Alexandria Shumway was selected to do research abroad over the summer through the Deutscher Akademischer Austauschdienst (DAAD) RISE program, or German Academic Exchange Service. Through this program, the fifth-year bioinformatics and computational biology (BS) and bioinformatics (MS) student traveled to Kiel, Germany, to complete her research at the Christian-Albrecht University of Kiel.
CBC News talks to Matthew Hoffman, associate professor in the School of Mathematical Sciences, and Christy Tyler, associate professor in the Thomas H. Gosnell School of Life Sciences, about microplastics.
RIT had its second best year ever in sponsored research funding and a record year for research expenditures in fiscal year 2019. RIT received 366 new awards totaling $74 million in funding, and expenditures grew to $58 million.
NASA is awarding a team of researchers from RIT and Dartmouth College a grant to develop a detector capable of sensing and counting single photons that could be crucial to future NASA astrophysics missions. The extremely sensitive detector would allow scientists to see the faintest observable objects in space, such as Earth-like planets around other stars.
Intersections: The RIT Podcast, Ep. 22: Heart failure costs the U.S. $34 billion a year, with most of those costs due to repeated hospitalization.

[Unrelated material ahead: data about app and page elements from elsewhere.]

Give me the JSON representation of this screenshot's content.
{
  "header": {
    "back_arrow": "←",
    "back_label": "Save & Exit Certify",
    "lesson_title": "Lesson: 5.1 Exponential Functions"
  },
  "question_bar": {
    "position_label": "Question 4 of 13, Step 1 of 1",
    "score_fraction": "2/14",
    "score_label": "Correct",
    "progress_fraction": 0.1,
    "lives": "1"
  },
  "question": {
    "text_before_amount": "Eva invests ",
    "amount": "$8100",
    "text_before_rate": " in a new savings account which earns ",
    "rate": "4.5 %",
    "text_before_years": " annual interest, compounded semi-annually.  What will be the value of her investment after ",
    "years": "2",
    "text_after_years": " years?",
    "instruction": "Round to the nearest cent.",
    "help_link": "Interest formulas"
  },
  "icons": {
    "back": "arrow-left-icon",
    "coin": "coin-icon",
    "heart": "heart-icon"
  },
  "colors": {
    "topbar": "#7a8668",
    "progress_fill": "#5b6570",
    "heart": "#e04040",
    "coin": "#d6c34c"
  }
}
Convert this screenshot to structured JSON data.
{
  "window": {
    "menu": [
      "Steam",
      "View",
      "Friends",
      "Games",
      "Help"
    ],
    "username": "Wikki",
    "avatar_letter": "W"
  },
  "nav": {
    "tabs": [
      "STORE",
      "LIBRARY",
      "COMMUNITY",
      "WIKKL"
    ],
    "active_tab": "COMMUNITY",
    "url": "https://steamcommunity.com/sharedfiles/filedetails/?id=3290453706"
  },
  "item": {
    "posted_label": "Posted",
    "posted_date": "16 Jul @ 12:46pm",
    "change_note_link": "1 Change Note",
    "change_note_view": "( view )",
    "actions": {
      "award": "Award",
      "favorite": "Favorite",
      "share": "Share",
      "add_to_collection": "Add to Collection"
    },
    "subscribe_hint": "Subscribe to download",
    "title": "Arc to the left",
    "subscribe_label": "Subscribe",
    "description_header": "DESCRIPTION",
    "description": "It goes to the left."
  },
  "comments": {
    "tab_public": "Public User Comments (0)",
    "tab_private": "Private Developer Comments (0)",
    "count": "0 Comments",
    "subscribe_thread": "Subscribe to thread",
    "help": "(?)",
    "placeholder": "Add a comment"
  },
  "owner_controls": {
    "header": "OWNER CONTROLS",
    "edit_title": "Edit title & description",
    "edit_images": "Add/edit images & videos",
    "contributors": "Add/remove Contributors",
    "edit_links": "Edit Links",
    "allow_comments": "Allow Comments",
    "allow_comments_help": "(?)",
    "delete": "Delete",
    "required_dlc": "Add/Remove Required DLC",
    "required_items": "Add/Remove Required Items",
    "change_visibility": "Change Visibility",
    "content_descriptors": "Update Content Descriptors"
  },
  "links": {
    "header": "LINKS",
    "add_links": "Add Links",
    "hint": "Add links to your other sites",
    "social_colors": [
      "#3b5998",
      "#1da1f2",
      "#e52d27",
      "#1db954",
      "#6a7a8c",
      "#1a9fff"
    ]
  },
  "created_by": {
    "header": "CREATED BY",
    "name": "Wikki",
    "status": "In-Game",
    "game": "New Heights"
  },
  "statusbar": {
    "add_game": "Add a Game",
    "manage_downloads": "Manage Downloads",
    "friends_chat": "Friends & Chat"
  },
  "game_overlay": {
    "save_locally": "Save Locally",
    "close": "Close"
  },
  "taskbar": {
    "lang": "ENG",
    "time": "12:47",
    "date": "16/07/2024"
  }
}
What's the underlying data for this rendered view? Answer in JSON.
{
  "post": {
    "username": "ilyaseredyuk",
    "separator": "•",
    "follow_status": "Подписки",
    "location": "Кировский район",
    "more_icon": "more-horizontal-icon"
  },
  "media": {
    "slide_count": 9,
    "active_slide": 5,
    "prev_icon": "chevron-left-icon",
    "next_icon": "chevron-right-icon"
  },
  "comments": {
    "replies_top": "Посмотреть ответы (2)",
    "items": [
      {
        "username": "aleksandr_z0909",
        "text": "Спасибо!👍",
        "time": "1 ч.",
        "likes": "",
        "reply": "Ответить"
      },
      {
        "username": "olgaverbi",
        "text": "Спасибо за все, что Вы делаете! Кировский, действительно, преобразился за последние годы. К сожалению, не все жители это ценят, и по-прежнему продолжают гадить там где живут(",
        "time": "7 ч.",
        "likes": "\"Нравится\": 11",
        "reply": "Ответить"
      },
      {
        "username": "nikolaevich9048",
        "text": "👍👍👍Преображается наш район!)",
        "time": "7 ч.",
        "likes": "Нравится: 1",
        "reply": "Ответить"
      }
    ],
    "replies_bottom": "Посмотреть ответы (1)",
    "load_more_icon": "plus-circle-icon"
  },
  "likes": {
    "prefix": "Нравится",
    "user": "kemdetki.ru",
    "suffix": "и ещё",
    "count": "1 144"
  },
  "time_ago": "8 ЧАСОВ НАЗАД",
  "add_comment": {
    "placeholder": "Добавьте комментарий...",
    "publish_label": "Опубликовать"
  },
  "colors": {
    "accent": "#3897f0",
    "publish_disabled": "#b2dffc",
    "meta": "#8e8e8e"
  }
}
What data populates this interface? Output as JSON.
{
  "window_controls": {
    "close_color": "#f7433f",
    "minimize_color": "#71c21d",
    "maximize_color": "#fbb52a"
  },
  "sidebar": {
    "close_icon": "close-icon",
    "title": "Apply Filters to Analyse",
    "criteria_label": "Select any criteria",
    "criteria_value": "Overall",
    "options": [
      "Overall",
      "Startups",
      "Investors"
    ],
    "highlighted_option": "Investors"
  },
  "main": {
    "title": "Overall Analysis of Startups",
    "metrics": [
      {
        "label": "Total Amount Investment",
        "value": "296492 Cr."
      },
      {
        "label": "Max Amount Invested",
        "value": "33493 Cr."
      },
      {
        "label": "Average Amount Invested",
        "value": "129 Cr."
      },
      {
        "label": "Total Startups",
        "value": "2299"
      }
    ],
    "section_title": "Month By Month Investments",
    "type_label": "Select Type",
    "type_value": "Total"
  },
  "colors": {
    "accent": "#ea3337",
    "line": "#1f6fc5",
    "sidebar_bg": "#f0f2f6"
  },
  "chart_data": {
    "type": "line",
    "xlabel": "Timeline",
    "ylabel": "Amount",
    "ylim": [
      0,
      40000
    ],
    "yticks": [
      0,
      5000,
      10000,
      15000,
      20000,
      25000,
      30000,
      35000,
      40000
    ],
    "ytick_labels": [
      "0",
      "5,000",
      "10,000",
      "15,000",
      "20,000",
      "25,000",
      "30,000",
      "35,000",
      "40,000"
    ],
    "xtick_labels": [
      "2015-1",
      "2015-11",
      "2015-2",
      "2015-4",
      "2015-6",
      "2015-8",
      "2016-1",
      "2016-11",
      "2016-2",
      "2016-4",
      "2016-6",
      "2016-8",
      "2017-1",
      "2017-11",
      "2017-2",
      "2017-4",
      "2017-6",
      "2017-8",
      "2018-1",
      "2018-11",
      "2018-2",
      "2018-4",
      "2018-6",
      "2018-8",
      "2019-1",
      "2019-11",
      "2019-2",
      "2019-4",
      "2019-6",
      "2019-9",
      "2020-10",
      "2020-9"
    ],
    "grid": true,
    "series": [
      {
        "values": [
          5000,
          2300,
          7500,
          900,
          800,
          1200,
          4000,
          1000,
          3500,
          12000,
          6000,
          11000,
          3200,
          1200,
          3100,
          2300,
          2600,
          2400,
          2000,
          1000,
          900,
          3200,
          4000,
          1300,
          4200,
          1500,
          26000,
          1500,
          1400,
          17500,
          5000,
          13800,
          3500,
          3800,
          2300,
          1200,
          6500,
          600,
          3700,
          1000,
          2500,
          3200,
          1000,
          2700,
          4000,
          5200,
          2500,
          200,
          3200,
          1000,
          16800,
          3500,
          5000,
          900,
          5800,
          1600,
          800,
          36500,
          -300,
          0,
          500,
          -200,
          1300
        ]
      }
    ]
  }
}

David Borkholder, RIT’s Bausch and Lomb Professor of Microsystems Engineering, talks with Nicholas Conn, a postdoctoral fellow and founder of Heart Health Intelligence, about a new invention that could help patients easily monitor their health in the privacy of their own bathrooms.
All RIT graduate students are encouraged to submit proposals for oral presentations, demonstrations or poster talks by midnight Sept. 15 for the annual Graduate Showcase on Nov. 22. The daylong symposium will celebrate the diverse forms of scholarship conducted by RIT students pursuing their master’s or doctoral degree.
Research being conducted by RIT students and faculty will help determine if additional flowers, grasses and plants will benefit insects that help in pollination. The research is being done across the state, particularly next to roadways, and could help determine if later or fewer cuts to the vegetation next to the roads would help pollinators by allowing more time for plants to flower.